The alternative is to consider putting additional equity into our businesses. Clearly, this is not an easy or automatic decision. We have had to re-examine the business plans for each of our portfolio companies to see if investments at the margin are still justified, given the higher cost of new equity compared with high yield debt. If a company’s investment plans do not add value for our investors, it is pointless to provide further equity. In most instances, however, whilst the capital markets have changed dramatically, the business case has remained the same or indeed improved.
Therefore, in looking to build our portfolio companies over the next few years, the appropriate course is often going to be to seek co-investment. Our LPs, of course, have come to expect us to present them with co-investment opportunities, but this time the co-investment will be slightly different.
Traditional co-investment has either allowed us to reduce the size of our position in a portfolio business in a fund at the time of purchase (our objective is a 10–15 per cent long-term holding) or helped to finance a major acquisition. The dramatic change in the capital markets and the outlook for the credit markets necessitates a different approach to co-investment. Rather than seeking to draw down all or substantially all of the co-investment capital at once, as with an acquisition, we expect that many of our opportunities will necessitate drawing down equity over time, more like a bank capex line. Thus, we will seek to raise a certain quantum of committed co-investment equity with the expectation that it will be drawn down over time to execute against the business plan of a portfolio company.
While the prospects for the capital markets and the economy are uncertain, we think there are still at least two certainties. First, we think there are ample opportunities to build our portfolio businesses and thereby add value for our investors even in a shaky economic environment. Second, we can expect to retain our businesses for a considerable period, with no exits expected until 2012. These certainties mean that we will be able to offer attractive co-investment opportunities which we will of course, share first with our existing investors.
As careful students of the capital markets, we continually evaluate our cost of capital and if we find that less expensive capital becomes available, we will seek it. However, we think that is most unlikely for some time.

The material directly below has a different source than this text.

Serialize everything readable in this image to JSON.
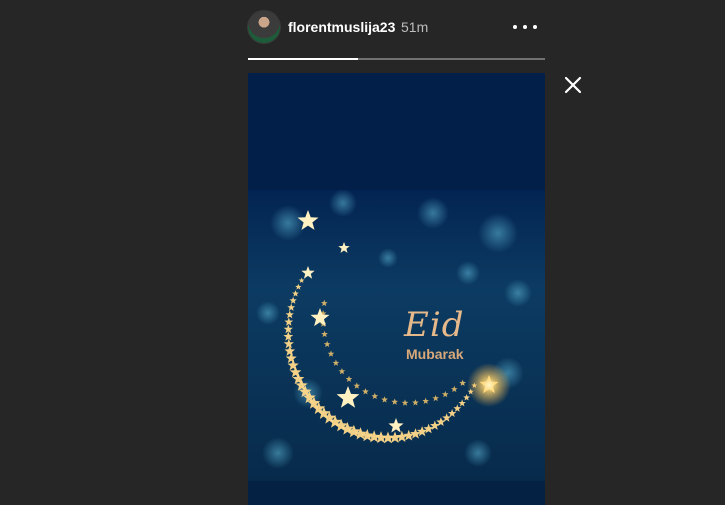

Thus, the sensible course at this point is to seek co-investment equity which will not only add value for existing investors, but will also provide attractive returns for co-investors. Please contact me if providing this type of co-investment equity interests you.
On a totally different subject, I am pleased that so many of you were able to attend our annual conference in London or join us during our recent roadshow. As I have said before, in today’s environment one of the most important things Terra Firma can do is be open and honest with our investors and I hope you found the conferences were just that – open and honest. Going forward, I hope you will take advantage of our quarterly conference calls which will start in September and will allow us to communicate yet more closely with you on a timely basis and ensure that we keep you fully apprised of developments at Terra Firma and our portfolio companies.
With best wishes
Guy Hands - CEO, Terra Firma